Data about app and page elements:
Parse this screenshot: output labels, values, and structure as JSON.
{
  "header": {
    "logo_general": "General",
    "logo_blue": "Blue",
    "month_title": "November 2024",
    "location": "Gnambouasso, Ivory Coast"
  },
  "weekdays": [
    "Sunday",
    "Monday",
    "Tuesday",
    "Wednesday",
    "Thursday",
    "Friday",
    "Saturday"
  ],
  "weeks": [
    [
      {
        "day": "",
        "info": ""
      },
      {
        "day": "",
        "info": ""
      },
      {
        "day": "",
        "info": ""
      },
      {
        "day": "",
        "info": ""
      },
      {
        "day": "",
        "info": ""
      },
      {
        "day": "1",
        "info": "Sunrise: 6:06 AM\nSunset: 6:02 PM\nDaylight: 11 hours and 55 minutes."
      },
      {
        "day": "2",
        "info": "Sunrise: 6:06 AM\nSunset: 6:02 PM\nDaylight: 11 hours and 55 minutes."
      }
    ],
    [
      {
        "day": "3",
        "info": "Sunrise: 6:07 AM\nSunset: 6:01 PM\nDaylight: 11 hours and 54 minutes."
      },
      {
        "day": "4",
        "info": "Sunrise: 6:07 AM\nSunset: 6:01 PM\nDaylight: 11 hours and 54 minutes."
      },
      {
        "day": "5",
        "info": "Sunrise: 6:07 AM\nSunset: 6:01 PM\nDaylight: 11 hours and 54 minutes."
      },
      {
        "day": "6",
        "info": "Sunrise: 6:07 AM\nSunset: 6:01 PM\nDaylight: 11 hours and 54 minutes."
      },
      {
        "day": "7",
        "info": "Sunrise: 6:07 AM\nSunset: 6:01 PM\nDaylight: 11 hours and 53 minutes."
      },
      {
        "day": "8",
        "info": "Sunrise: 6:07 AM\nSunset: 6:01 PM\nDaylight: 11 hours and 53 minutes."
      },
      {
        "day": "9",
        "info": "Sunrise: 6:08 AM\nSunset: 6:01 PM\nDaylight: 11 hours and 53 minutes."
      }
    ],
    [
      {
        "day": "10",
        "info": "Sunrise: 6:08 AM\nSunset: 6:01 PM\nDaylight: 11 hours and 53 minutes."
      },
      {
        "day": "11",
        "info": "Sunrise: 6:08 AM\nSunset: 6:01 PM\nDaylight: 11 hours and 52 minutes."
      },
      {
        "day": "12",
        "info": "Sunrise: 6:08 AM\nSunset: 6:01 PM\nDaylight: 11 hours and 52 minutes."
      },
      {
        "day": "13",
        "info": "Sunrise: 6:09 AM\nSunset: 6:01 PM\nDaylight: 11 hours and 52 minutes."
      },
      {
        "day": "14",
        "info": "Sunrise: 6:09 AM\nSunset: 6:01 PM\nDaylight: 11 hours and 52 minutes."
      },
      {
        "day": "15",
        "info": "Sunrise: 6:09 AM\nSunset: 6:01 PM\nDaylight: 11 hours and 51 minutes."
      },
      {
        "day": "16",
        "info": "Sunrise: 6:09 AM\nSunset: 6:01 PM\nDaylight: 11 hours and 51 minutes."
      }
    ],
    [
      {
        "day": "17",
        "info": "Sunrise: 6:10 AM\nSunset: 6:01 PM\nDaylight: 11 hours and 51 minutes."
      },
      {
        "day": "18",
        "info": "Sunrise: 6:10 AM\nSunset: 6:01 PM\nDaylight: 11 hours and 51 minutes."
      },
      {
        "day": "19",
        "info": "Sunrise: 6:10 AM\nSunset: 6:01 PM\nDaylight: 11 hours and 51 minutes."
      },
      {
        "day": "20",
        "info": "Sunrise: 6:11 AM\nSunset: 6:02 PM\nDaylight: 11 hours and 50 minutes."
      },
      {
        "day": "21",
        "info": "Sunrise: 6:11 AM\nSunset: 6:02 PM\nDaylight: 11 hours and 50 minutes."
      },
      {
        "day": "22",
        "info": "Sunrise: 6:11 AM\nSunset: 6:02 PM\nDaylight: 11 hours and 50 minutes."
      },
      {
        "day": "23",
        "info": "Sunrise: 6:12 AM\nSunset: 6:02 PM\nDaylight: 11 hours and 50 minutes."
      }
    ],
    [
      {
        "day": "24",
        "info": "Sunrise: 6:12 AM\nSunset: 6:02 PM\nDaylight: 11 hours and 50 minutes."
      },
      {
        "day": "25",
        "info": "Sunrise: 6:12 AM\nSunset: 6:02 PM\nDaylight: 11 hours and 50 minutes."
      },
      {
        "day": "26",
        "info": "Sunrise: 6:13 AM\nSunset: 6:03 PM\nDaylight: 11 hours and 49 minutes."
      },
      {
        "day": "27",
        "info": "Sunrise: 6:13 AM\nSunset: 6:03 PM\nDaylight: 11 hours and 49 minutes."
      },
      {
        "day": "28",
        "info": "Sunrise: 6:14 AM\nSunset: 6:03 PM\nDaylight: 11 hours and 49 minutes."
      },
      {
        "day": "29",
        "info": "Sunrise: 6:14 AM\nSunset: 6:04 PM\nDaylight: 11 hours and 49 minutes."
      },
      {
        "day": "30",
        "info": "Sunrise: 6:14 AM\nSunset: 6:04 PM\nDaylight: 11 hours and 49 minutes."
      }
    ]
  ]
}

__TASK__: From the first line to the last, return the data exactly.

__RESPONSE TO THIS TASK__:
Parse this screenshot: output labels, values, and structure as JSON.
{
  "header": {
    "logo_general": "General",
    "logo_blue": "Blue",
    "month_title": "November 2024",
    "location": "Gnambouasso, Ivory Coast"
  },
  "weekdays": [
    "Sunday",
    "Monday",
    "Tuesday",
    "Wednesday",
    "Thursday",
    "Friday",
    "Saturday"
  ],
  "weeks": [
    [
      {
        "day": "",
        "info": ""
      },
      {
        "day": "",
        "info": ""
      },
      {
        "day": "",
        "info": ""
      },
      {
        "day": "",
        "info": ""
      },
      {
        "day": "",
        "info": ""
      },
      {
        "day": "1",
        "info": "Sunrise: 6:06 AM\nSunset: 6:02 PM\nDaylight: 11 hours and 55 minutes."
      },
      {
        "day": "2",
        "info": "Sunrise: 6:06 AM\nSunset: 6:02 PM\nDaylight: 11 hours and 55 minutes."
      }
    ],
    [
      {
        "day": "3",
        "info": "Sunrise: 6:07 AM\nSunset: 6:01 PM\nDaylight: 11 hours and 54 minutes."
      },
      {
        "day": "4",
        "info": "Sunrise: 6:07 AM\nSunset: 6:01 PM\nDaylight: 11 hours and 54 minutes."
      },
      {
        "day": "5",
        "info": "Sunrise: 6:07 AM\nSunset: 6:01 PM\nDaylight: 11 hours and 54 minutes."
      },
      {
        "day": "6",
        "info": "Sunrise: 6:07 AM\nSunset: 6:01 PM\nDaylight: 11 hours and 54 minutes."
      },
      {
        "day": "7",
        "info": "Sunrise: 6:07 AM\nSunset: 6:01 PM\nDaylight: 11 hours and 53 minutes."
      },
      {
        "day": "8",
        "info": "Sunrise: 6:07 AM\nSunset: 6:01 PM\nDaylight: 11 hours and 53 minutes."
      },
      {
        "day": "9",
        "info": "Sunrise: 6:08 AM\nSunset: 6:01 PM\nDaylight: 11 hours and 53 minutes."
      }
    ],
    [
      {
        "day": "10",
        "info": "Sunrise: 6:08 AM\nSunset: 6:01 PM\nDaylight: 11 hours and 53 minutes."
      },
      {
        "day": "11",
        "info": "Sunrise: 6:08 AM\nSunset: 6:01 PM\nDaylight: 11 hours and 52 minutes."
      },
      {
        "day": "12",
        "info": "Sunrise: 6:08 AM\nSunset: 6:01 PM\nDaylight: 11 hours and 52 minutes."
      },
      {
        "day": "13",
        "info": "Sunrise: 6:09 AM\nSunset: 6:01 PM\nDaylight: 11 hours and 52 minutes."
      },
      {
        "day": "14",
        "info": "Sunrise: 6:09 AM\nSunset: 6:01 PM\nDaylight: 11 hours and 52 minutes."
      },
      {
        "day": "15",
        "info": "Sunrise: 6:09 AM\nSunset: 6:01 PM\nDaylight: 11 hours and 51 minutes."
      },
      {
        "day": "16",
        "info": "Sunrise: 6:09 AM\nSunset: 6:01 PM\nDaylight: 11 hours and 51 minutes."
      }
    ],
    [
      {
        "day": "17",
        "info": "Sunrise: 6:10 AM\nSunset: 6:01 PM\nDaylight: 11 hours and 51 minutes."
      },
      {
        "day": "18",
        "info": "Sunrise: 6:10 AM\nSunset: 6:01 PM\nDaylight: 11 hours and 51 minutes."
      },
      {
        "day": "19",
        "info": "Sunrise: 6:10 AM\nSunset: 6:01 PM\nDaylight: 11 hours and 51 minutes."
      },
      {
        "day": "20",
        "info": "Sunrise: 6:11 AM\nSunset: 6:02 PM\nDaylight: 11 hours and 50 minutes."
      },
      {
        "day": "21",
        "info": "Sunrise: 6:11 AM\nSunset: 6:02 PM\nDaylight: 11 hours and 50 minutes."
      },
      {
        "day": "22",
        "info": "Sunrise: 6:11 AM\nSunset: 6:02 PM\nDaylight: 11 hours and 50 minutes."
      },
      {
        "day": "23",
        "info": "Sunrise: 6:12 AM\nSunset: 6:02 PM\nDaylight: 11 hours and 50 minutes."
      }
    ],
    [
      {
        "day": "24",
        "info": "Sunrise: 6:12 AM\nSunset: 6:02 PM\nDaylight: 11 hours and 50 minutes."
      },
      {
        "day": "25",
        "info": "Sunrise: 6:12 AM\nSunset: 6:02 PM\nDaylight: 11 hours and 50 minutes."
      },
      {
        "day": "26",
        "info": "Sunrise: 6:13 AM\nSunset: 6:03 PM\nDaylight: 11 hours and 49 minutes."
      },
      {
        "day": "27",
        "info": "Sunrise: 6:13 AM\nSunset: 6:03 PM\nDaylight: 11 hours and 49 minutes."
      },
      {
        "day": "28",
        "info": "Sunrise: 6:14 AM\nSunset: 6:03 PM\nDaylight: 11 hours and 49 minutes."
      },
      {
        "day": "29",
        "info": "Sunrise: 6:14 AM\nSunset: 6:04 PM\nDaylight: 11 hours and 49 minutes."
      },
      {
        "day": "30",
        "info": "Sunrise: 6:14 AM\nSunset: 6:04 PM\nDaylight: 11 hours and 49 minutes."
      }
    ]
  ]
}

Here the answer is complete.